THE TASK: Exactly reproduce all the records, keeping pictures out of the copy.

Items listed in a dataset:
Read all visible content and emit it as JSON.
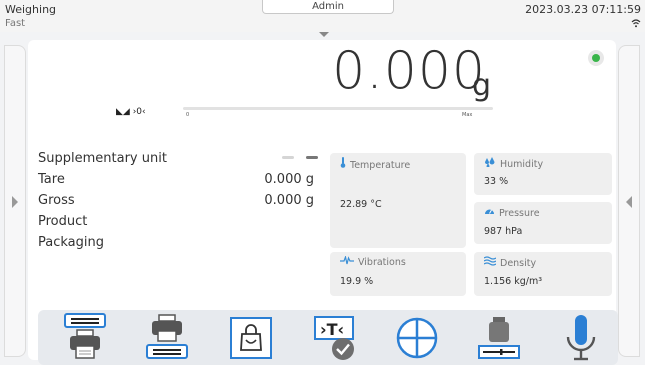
{
  "header": {
    "mode": "Weighing",
    "speed": "Fast",
    "user": "Admin",
    "datetime": "2023.03.23 07:11:59",
    "wifi_icon": "wifi-icon"
  },
  "display": {
    "value": "0.000",
    "unit": "g",
    "status_text": "◣◢ ›0‹",
    "range_min": "0",
    "range_max": "Max",
    "stable_color": "#39b54a"
  },
  "info": [
    {
      "label": "Supplementary unit",
      "value": ""
    },
    {
      "label": "Tare",
      "value": "0.000 g"
    },
    {
      "label": "Gross",
      "value": "0.000 g"
    },
    {
      "label": "Product",
      "value": ""
    },
    {
      "label": "Packaging",
      "value": ""
    }
  ],
  "tiles": {
    "temperature": {
      "title": "Temperature",
      "value": "22.89 °C"
    },
    "humidity": {
      "title": "Humidity",
      "value": "33 %"
    },
    "pressure": {
      "title": "Pressure",
      "value": "987 hPa"
    },
    "vibrations": {
      "title": "Vibrations",
      "value": "19.9 %"
    },
    "density": {
      "title": "Density",
      "value": "1.156 kg/m³"
    }
  },
  "toolbar": {
    "icons": [
      "print-header-icon",
      "print-footer-icon",
      "packaging-icon",
      "tare-icon",
      "zero-icon",
      "calibration-icon",
      "microphone-icon"
    ]
  },
  "colors": {
    "accent_blue": "#2b7fd4",
    "stable_green": "#39b54a"
  }
}
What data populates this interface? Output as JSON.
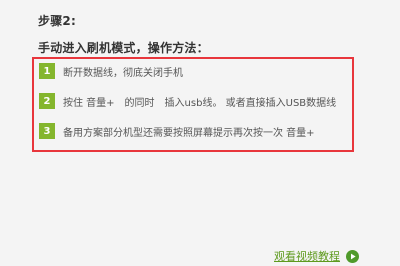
{
  "step_title": "步骤2:",
  "subtitle": "手动进入刷机模式，操作方法：",
  "steps": [
    {
      "num": "1",
      "text": "断开数据线，彻底关闭手机"
    },
    {
      "num": "2",
      "text": "按住 音量+　的同时　插入usb线。 或者直接插入USB数据线"
    },
    {
      "num": "3",
      "text": "备用方案部分机型还需要按照屏幕提示再次按一次 音量+"
    }
  ],
  "video_link": {
    "label": "观看视频教程",
    "icon": "play-icon"
  },
  "colors": {
    "accent_green": "#84b62d",
    "link_green": "#5e9a1e",
    "highlight_red": "#e8363c",
    "background": "#f4f4f4"
  }
}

SOLUTION FOR THIS PROBLEM:
Read all visible content and emit it as JSON.
{
  "header": {
    "mode": "Weighing",
    "speed": "Fast",
    "user": "Admin",
    "datetime": "2023.03.23 07:11:59",
    "wifi_icon": "wifi-icon"
  },
  "display": {
    "value": "0.000",
    "unit": "g",
    "status_text": "◣◢ ›0‹",
    "range_min": "0",
    "range_max": "Max",
    "stable_color": "#39b54a"
  },
  "info": [
    {
      "label": "Supplementary unit",
      "value": ""
    },
    {
      "label": "Tare",
      "value": "0.000 g"
    },
    {
      "label": "Gross",
      "value": "0.000 g"
    },
    {
      "label": "Product",
      "value": ""
    },
    {
      "label": "Packaging",
      "value": ""
    }
  ],
  "tiles": {
    "temperature": {
      "title": "Temperature",
      "value": "22.89 °C"
    },
    "humidity": {
      "title": "Humidity",
      "value": "33 %"
    },
    "pressure": {
      "title": "Pressure",
      "value": "987 hPa"
    },
    "vibrations": {
      "title": "Vibrations",
      "value": "19.9 %"
    },
    "density": {
      "title": "Density",
      "value": "1.156 kg/m³"
    }
  },
  "toolbar": {
    "icons": [
      "print-header-icon",
      "print-footer-icon",
      "packaging-icon",
      "tare-icon",
      "zero-icon",
      "calibration-icon",
      "microphone-icon"
    ]
  },
  "colors": {
    "accent_blue": "#2b7fd4",
    "stable_green": "#39b54a"
  }
}
What data populates this interface? Output as JSON.
{
  "step_title": "步骤2:",
  "subtitle": "手动进入刷机模式，操作方法：",
  "steps": [
    {
      "num": "1",
      "text": "断开数据线，彻底关闭手机"
    },
    {
      "num": "2",
      "text": "按住 音量+　的同时　插入usb线。 或者直接插入USB数据线"
    },
    {
      "num": "3",
      "text": "备用方案部分机型还需要按照屏幕提示再次按一次 音量+"
    }
  ],
  "video_link": {
    "label": "观看视频教程",
    "icon": "play-icon"
  },
  "colors": {
    "accent_green": "#84b62d",
    "link_green": "#5e9a1e",
    "highlight_red": "#e8363c",
    "background": "#f4f4f4"
  }
}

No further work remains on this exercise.